Start of Entries provided

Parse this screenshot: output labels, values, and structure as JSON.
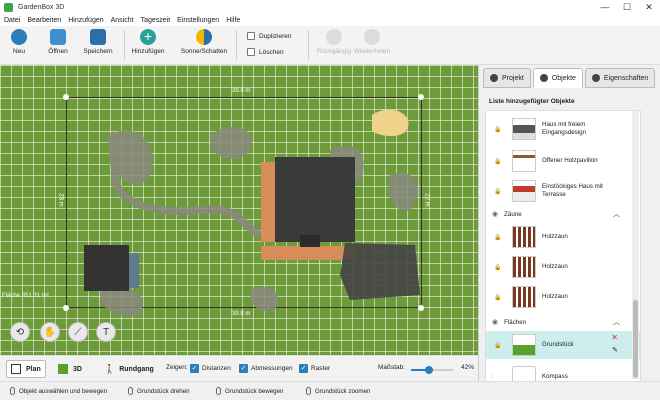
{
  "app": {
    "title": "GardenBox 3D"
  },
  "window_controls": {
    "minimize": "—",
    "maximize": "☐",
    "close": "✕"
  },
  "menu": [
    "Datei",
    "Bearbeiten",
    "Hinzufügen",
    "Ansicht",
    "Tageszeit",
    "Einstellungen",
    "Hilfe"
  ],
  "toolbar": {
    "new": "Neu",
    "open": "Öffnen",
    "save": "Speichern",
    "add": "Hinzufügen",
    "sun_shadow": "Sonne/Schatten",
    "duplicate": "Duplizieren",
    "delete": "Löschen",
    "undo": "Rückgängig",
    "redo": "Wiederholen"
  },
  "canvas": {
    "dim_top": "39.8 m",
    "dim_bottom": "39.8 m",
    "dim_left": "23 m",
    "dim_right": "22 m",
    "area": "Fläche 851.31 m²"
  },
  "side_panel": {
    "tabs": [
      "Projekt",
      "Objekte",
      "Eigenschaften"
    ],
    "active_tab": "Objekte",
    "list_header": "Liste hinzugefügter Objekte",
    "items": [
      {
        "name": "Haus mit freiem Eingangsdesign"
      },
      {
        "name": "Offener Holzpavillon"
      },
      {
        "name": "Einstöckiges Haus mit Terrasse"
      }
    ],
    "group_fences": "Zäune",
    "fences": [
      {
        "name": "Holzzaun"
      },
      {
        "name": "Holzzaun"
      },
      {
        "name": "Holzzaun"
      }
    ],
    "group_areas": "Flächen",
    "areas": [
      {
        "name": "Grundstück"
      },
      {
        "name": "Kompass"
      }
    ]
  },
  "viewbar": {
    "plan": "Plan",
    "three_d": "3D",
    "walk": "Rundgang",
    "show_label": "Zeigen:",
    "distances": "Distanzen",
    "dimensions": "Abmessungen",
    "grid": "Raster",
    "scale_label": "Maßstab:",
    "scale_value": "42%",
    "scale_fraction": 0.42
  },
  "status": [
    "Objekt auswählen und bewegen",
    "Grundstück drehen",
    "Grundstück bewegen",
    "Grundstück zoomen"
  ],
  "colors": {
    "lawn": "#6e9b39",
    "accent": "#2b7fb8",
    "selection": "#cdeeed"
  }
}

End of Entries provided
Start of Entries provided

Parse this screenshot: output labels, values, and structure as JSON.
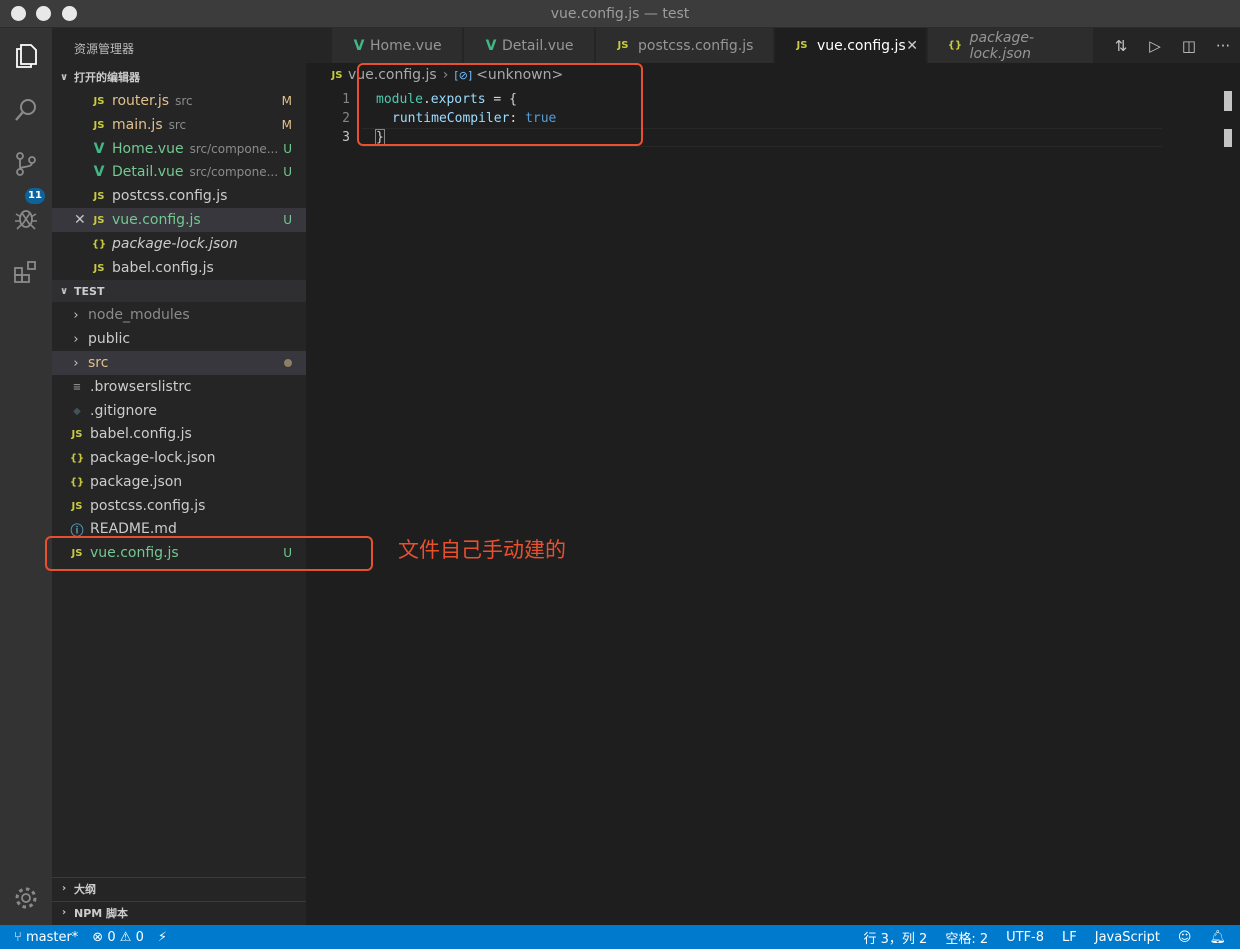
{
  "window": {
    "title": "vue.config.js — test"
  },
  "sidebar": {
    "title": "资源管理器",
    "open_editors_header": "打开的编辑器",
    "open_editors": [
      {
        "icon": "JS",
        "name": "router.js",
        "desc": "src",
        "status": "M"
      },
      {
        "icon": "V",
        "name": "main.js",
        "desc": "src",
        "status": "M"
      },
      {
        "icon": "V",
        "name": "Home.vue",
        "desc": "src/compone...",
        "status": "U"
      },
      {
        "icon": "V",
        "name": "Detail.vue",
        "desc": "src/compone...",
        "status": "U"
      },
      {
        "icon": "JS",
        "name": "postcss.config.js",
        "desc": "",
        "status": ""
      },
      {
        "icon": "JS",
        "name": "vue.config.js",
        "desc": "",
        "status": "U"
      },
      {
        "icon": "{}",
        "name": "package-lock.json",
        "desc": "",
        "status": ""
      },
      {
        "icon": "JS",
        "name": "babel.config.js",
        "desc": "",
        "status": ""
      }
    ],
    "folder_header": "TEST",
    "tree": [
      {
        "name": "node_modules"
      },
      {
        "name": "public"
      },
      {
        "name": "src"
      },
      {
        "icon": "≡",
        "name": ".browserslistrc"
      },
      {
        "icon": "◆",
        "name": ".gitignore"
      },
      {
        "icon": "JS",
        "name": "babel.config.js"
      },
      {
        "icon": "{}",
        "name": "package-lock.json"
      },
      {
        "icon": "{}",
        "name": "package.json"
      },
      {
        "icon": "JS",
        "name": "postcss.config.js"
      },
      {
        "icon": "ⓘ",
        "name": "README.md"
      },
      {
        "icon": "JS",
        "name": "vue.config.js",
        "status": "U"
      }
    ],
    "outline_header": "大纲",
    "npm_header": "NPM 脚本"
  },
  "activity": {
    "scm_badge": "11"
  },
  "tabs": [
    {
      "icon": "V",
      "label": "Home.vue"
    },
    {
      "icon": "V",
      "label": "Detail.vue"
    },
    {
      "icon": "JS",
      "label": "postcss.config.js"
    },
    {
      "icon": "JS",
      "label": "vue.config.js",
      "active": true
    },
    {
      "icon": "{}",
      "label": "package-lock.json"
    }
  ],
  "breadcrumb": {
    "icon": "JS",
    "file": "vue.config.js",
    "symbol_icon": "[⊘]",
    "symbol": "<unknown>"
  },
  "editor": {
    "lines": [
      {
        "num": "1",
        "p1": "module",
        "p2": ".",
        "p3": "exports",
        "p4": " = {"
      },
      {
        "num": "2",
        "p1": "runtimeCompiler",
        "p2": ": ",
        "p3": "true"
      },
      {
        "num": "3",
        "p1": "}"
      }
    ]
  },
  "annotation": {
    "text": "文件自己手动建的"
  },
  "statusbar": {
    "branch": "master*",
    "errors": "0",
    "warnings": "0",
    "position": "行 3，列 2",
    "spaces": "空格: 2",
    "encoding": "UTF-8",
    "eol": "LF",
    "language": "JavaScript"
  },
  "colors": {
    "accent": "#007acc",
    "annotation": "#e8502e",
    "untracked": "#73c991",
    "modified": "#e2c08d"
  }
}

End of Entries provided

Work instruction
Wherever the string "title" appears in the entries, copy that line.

Reply
    "title": "GardenBox 3D"
    "title": "vue.config.js — test"
    "title": "资源管理器",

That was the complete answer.